The U.S. led the list, passing nine laws, followed by Spain (5) and the Philippines (4). 

Bills included one in the Philippines discussing education reforms to meet challenges caused by new technologies including AI, a Spanish bill focused on nondiscrimination and accountability in AI algorithms, and an act establishing an AI training program through the U.S. Office of Management and Budget. Since 2016, countries have passed 123 AI-related bills, the majority in recent years.

11: U.S. Federal Budget for AI Ticks Up

The U.S. government continues to shift dollars into AI research and development. In fiscal year 2022, U.S. government agencies allocated $1.7 billion to AI R&D, up 13% from the year prior and an increase of 209% from 2018. Meanwhile, the Department of Defense, in its nonclassified AI budget request, asked for $1.1 billion, a 26% increase from the prior year.

12: More Women Graduate with Computer Science Degrees

Although AI (and STEM fields more broadly) continues to struggle with diversity, more women are entering the field. The percentage of women among CS bachelor’s degree graduates rose to 22.3%, continuing a broader trend in the past decade.

13: And Broader Ethnic Diversity as Well

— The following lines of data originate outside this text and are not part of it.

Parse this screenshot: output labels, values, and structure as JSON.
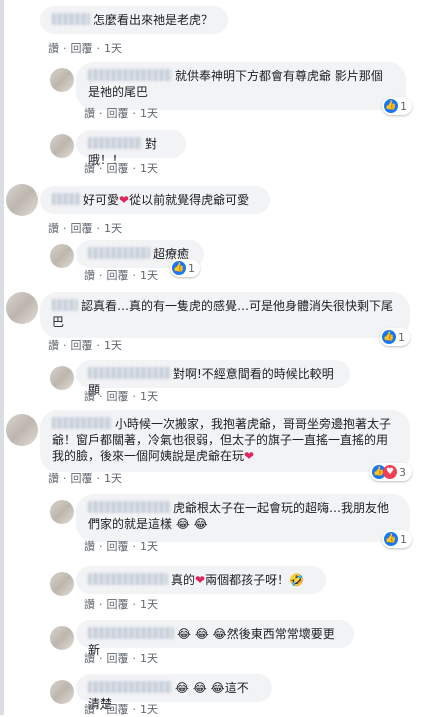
{
  "actions": {
    "like": "讚",
    "reply": "回覆",
    "time": "1天",
    "sep": "·"
  },
  "comments": [
    {
      "text": "怎麼看出來祂是老虎？"
    },
    {
      "text": "就供奉神明下方都會有尊虎爺 影片那個是祂的尾巴",
      "reaction_count": "1"
    },
    {
      "text": "對哦！！"
    },
    {
      "text_a": "好可愛",
      "heart": "❤",
      "text_b": "從以前就覺得虎爺可愛"
    },
    {
      "text": "超療癒",
      "reaction_count": "1"
    },
    {
      "text": "認真看…真的有一隻虎的感覺…可是他身體消失很快剩下尾巴",
      "reaction_count": "1"
    },
    {
      "text": "對啊!不經意間看的時候比較明顯"
    },
    {
      "text": "小時候一次搬家，我抱著虎爺，哥哥坐旁邊抱著太子爺！窗戶都關著，冷氣也很弱，但太子的旗子一直搖一直搖的用我的臉，後來一個阿姨說是虎爺在玩",
      "heart": "❤",
      "reaction_count": "3"
    },
    {
      "text": "虎爺根太子在一起會玩的超嗨…我朋友他們家的就是這樣",
      "emoji": "😂 😂",
      "reaction_count": "1"
    },
    {
      "text_a": "真的",
      "heart": "❤",
      "text_b": "兩個都孩子呀！",
      "emoji": "🤣"
    },
    {
      "emoji": "😂 😂 😂",
      "text": "然後東西常常壞要更新"
    },
    {
      "emoji": "😂 😂 😂",
      "text": "這不清楚"
    }
  ],
  "colors": {
    "like": "#1877f2",
    "love": "#f33e58",
    "haha": "#f7b125",
    "bubble": "#f2f3f5",
    "meta": "#606770"
  },
  "icons": {
    "like": "thumbs-up-icon",
    "love": "love-icon",
    "haha": "haha-icon"
  }
}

Meanwhile, CS bachelors are growing more ethnically diverse. While white students still make up the majority of new grads, the proportion of new graduates who are Asian, Hispanic, or multiracial has steadily increased over the past decade.

14: More Women Faculty

And in another positive trend, more women are getting hired as CS, CE, and information faculty. Although the faculty of North American universities still skews heavily male, the proportion who are women has now reached a new high of 30.2%, up about 8.5% from 2015.

Deixe um comentário

O seu endereço de e-mail não será publicado. Campos obrigatórios são marcados com *

Related Posts